Denver residents voted to repeal the “restricted breed ban” on November 3, 2020. They voted, instead, for a new permit process, to be administered by Denver Animal Protection. Denver residents will now need to obtain a Breed-Restricted Permit. “This means that Denver residents may not own or keep any pit bull within the City and […]
Fake meds disable at least one dog, TCR has learned–and Amazon declines to say how many more….On September 25, Amazon emailed Janay Rittgers of El Paso, Texas with alarming news. The over-the-counter ear solution she had been buying from the e-commerce giant for at least the past six months to help treat her ten-year-old bull terrier Zoe’s now acutely infected ears was counterfeit.
Much more reporting to follow–Pet King Brands, which makes ZYMOX, a popular over-the-counter hydrocortisone ear solution for pets, announced late last week that it had discovered counterfeit “Zymox” products on Amazon. Pet King Brands says it was “able to detect the counterfeit products through its quality and safety enforcement program.”

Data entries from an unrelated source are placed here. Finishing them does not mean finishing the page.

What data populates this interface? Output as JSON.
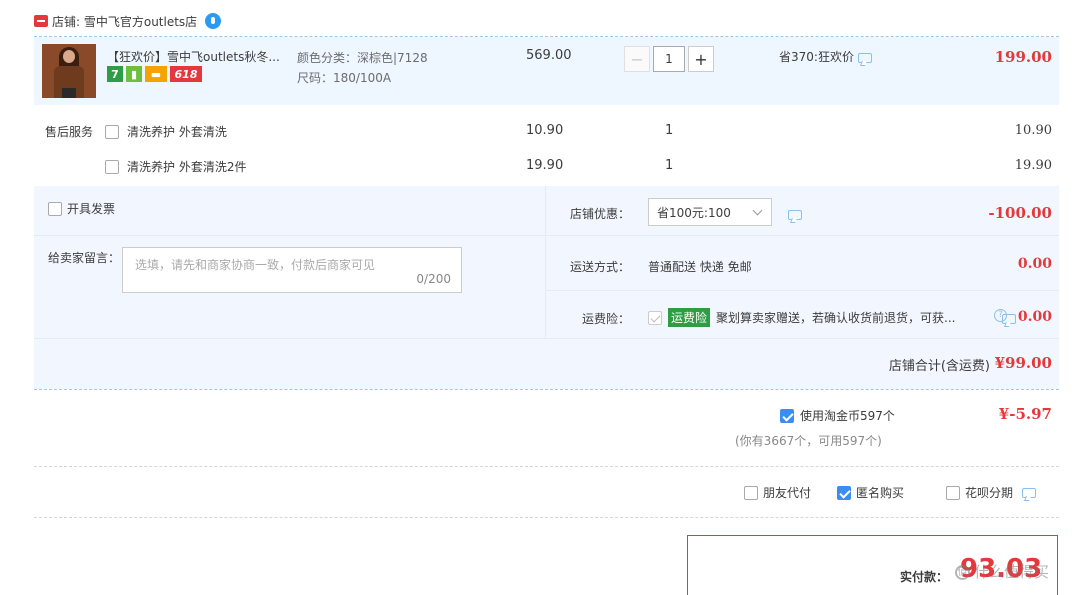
{
  "shop": {
    "name": "店铺: 雪中飞官方outlets店"
  },
  "item": {
    "title": "【狂欢价】雪中飞outlets秋冬...",
    "tags": [
      "7",
      "618"
    ],
    "spec_color": "颜色分类：深棕色|7128",
    "spec_size": "尺码：180/100A",
    "price": "569.00",
    "qty": "1",
    "save_text": "省370:狂欢价",
    "amount": "199.00"
  },
  "services": {
    "label": "售后服务",
    "items": [
      {
        "name": "清洗养护 外套清洗",
        "price": "10.90",
        "qty": "1",
        "amount": "10.90"
      },
      {
        "name": "清洗养护 外套清洗2件",
        "price": "19.90",
        "qty": "1",
        "amount": "19.90"
      }
    ]
  },
  "invoice": {
    "label": "开具发票"
  },
  "message": {
    "label": "给卖家留言：",
    "placeholder": "选填，请先和商家协商一致，付款后商家可见",
    "count": "0/200"
  },
  "coupon": {
    "label": "店铺优惠：",
    "value": "省100元:100",
    "amount": "-100.00"
  },
  "shipping": {
    "label": "运送方式：",
    "value": "普通配送 快递 免邮",
    "amount": "0.00"
  },
  "insurance": {
    "label": "运费险：",
    "badge": "运费险",
    "text": "聚划算卖家赠送，若确认收货前退货，可获...",
    "amount": "0.00"
  },
  "total": {
    "label": "店铺合计(含运费)",
    "amount": "¥99.00"
  },
  "coins": {
    "label": "使用淘金币597个",
    "sub": "(你有3667个，可用597个)",
    "amount": "¥-5.97"
  },
  "pay_options": [
    {
      "label": "朋友代付",
      "checked": false
    },
    {
      "label": "匿名购买",
      "checked": true
    },
    {
      "label": "花呗分期",
      "checked": false
    }
  ],
  "final": {
    "label": "实付款：",
    "amount": "93.03"
  },
  "watermark": "值 什么值得买",
  "colors": {
    "accent_red": "#e4393c",
    "light_blue_bg": "#eef6ff",
    "check_blue": "#3c8df0",
    "green_badge": "#2e9e44"
  }
}
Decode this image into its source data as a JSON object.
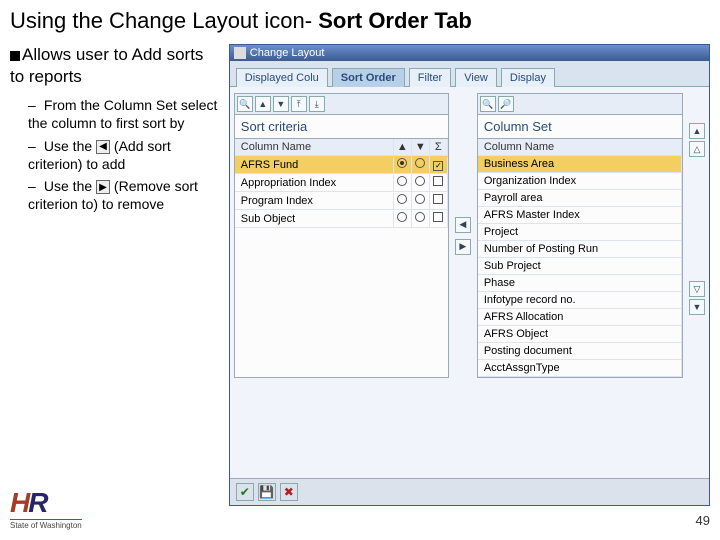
{
  "title_prefix": "Using the Change Layout icon- ",
  "title_bold": "Sort Order Tab",
  "main_point": "Allows user to Add sorts to reports",
  "sub_points": [
    "From the Column Set select the column to first sort by",
    "Use the",
    "Use the"
  ],
  "sub_point_tail": {
    "1": "(Add sort criterion) to add",
    "2": "(Remove sort criterion to) to remove"
  },
  "dialog": {
    "title": "Change Layout",
    "tabs": [
      "Displayed Colu",
      "Sort Order",
      "Filter",
      "View",
      "Display"
    ],
    "active_tab": 1,
    "left_panel": {
      "title": "Sort criteria",
      "header": "Column Name",
      "rows": [
        "AFRS Fund",
        "Appropriation Index",
        "Program Index",
        "Sub Object"
      ]
    },
    "right_panel": {
      "title": "Column Set",
      "header": "Column Name",
      "rows": [
        "Business Area",
        "Organization Index",
        "Payroll area",
        "AFRS Master Index",
        "Project",
        "Number of Posting Run",
        "Sub Project",
        "Phase",
        "Infotype record no.",
        "AFRS Allocation",
        "AFRS Object",
        "Posting document",
        "AcctAssgnType"
      ]
    }
  },
  "footer_label": "State of Washington",
  "page_number": "49"
}
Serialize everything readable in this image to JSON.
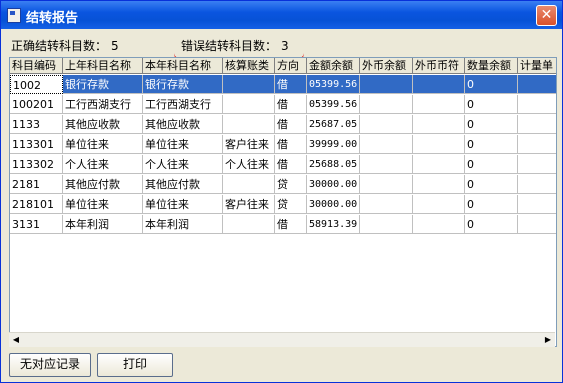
{
  "window": {
    "title": "结转报告",
    "close_glyph": "✕"
  },
  "summary": {
    "correct_label": "正确结转科目数：",
    "correct_count": "5",
    "error_label": "错误结转科目数：",
    "error_count": "3"
  },
  "columns": [
    "科目编码",
    "上年科目名称",
    "本年科目名称",
    "核算账类",
    "方向",
    "金额余额",
    "外币余额",
    "外币币符",
    "数量余额",
    "计量单"
  ],
  "rows": [
    [
      "1002",
      "银行存款",
      "银行存款",
      "",
      "借",
      "05399.56",
      "",
      "",
      "0",
      ""
    ],
    [
      "100201",
      "工行西湖支行",
      "工行西湖支行",
      "",
      "借",
      "05399.56",
      "",
      "",
      "0",
      ""
    ],
    [
      "1133",
      "其他应收款",
      "其他应收款",
      "",
      "借",
      "25687.05",
      "",
      "",
      "0",
      ""
    ],
    [
      "113301",
      "单位往来",
      "单位往来",
      "客户往来",
      "借",
      "39999.00",
      "",
      "",
      "0",
      ""
    ],
    [
      "113302",
      "个人往来",
      "个人往来",
      "个人往来",
      "借",
      "25688.05",
      "",
      "",
      "0",
      ""
    ],
    [
      "2181",
      "其他应付款",
      "其他应付款",
      "",
      "贷",
      "30000.00",
      "",
      "",
      "0",
      ""
    ],
    [
      "218101",
      "单位往来",
      "单位往来",
      "客户往来",
      "贷",
      "30000.00",
      "",
      "",
      "0",
      ""
    ],
    [
      "3131",
      "本年利润",
      "本年利润",
      "",
      "借",
      "58913.39",
      "",
      "",
      "0",
      ""
    ]
  ],
  "selected_row": 0,
  "buttons": {
    "no_match": "无对应记录",
    "print": "打印"
  },
  "colors": {
    "title_blue": "#0a55e0",
    "selection": "#316ac5",
    "annotation_red": "#e01010"
  }
}
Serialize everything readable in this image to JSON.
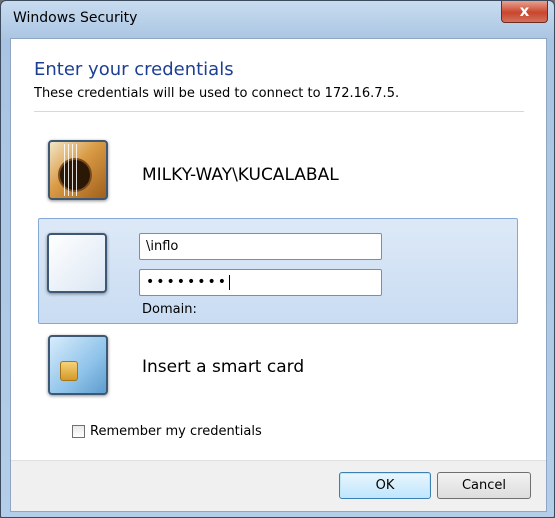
{
  "window": {
    "title": "Windows Security",
    "close_glyph": "x"
  },
  "header": {
    "heading": "Enter your credentials",
    "subtext": "These credentials will be used to connect to 172.16.7.5."
  },
  "tiles": {
    "saved_user": {
      "name": "MILKY-WAY\\KUCALABAL",
      "icon": "guitar-user-icon"
    },
    "new_user": {
      "icon": "blank-user-icon",
      "username_value": "\\inflo",
      "password_value": "••••••••",
      "domain_label": "Domain:"
    },
    "smartcard": {
      "label": "Insert a smart card",
      "icon": "smart-card-icon"
    }
  },
  "remember": {
    "label": "Remember my credentials",
    "checked": false
  },
  "buttons": {
    "ok": "OK",
    "cancel": "Cancel"
  },
  "colors": {
    "heading": "#1c3f93",
    "selected_tile": "#c9dcf2",
    "close_button": "#c9462c"
  }
}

On Friday morning, NBC News posted an article to its website about premium dog food upstarts that soon became one of the most viewed articles about dogs on the Internet that day and through the weekend. The story, which discloses at the outset that NBC receives a fee each time any person clicks on any of the products mentioned in the story, offers no evaluations from veterinarians, except for the first paragraph, in which one vet is quoted saying that dog foods should be “complete and balanced.” There is no direct link from the quote to any of the companies discussed in the story; in fact, the quote itself is from a prior report. Next, a veterinarian is quoted as saying that it’s important for foods to meet AAFCO standards, which is more or less the same statement the companies, themselves, subsequently make.
What is not provided to readers is the fact that there are three possible AAFCO statements a pet food label can make, including a statement that is considered by many veterinarians to be a key indicator and gold standard for pet food, which is that the food has been through AAFCO feeding trials. None of this is explained, including, most important, the fact that none of the foods in NBC’s article have undergone the high standard of AAFCO feeding trials, as TCR has independently confirmed.
The U.S. Food and Drug Administration Center for Veterinary Medicine announced today that Alabama-based Sunshine Mills, Inc. — whose products are sold nationwide by big box retailers such as Walmart, Target, Petco; online retailers such as Chewy.com and Amazon — has expanded its September dog food recalls due to excessive levels of alfatoxin (toxic mold). Ingestion of alfatoxin-contaminated foods at excessive quantities by dogs can cause severe liver damage.
“Health and Wellness Co. for Pets” Petco removes electronic collars from inventory, offers up phony “Petco Certified Dog Trainers”
In an attempt to brand itself as “the health and wellness company for pets,” Petco announced on Tuesday that it had removed “shock collars” from its inventory. “Electricity may be critical to powering your microwave,” Petco CEO Ron Coughlin wrote in a press release, “but it has no role for the average pet parent training […]
In an age marked by increased social isolation, especially among the elderly, more vulnerable to COVID-19, sales of robotic pets have surged in the United States.
The Real Pet Food Company of Phoenix, Arizona has recalled Billy+Margot Wild Kangaroo and Superfoods Recipe Dog Food because of possible salmonella contamination. The recall announcement was issued on Tuesday and posted to the FDA’s website. Billy+Margot products are sold throughout the country by Petsmart and available online at Amazon, Chewy, and other major retailers. […]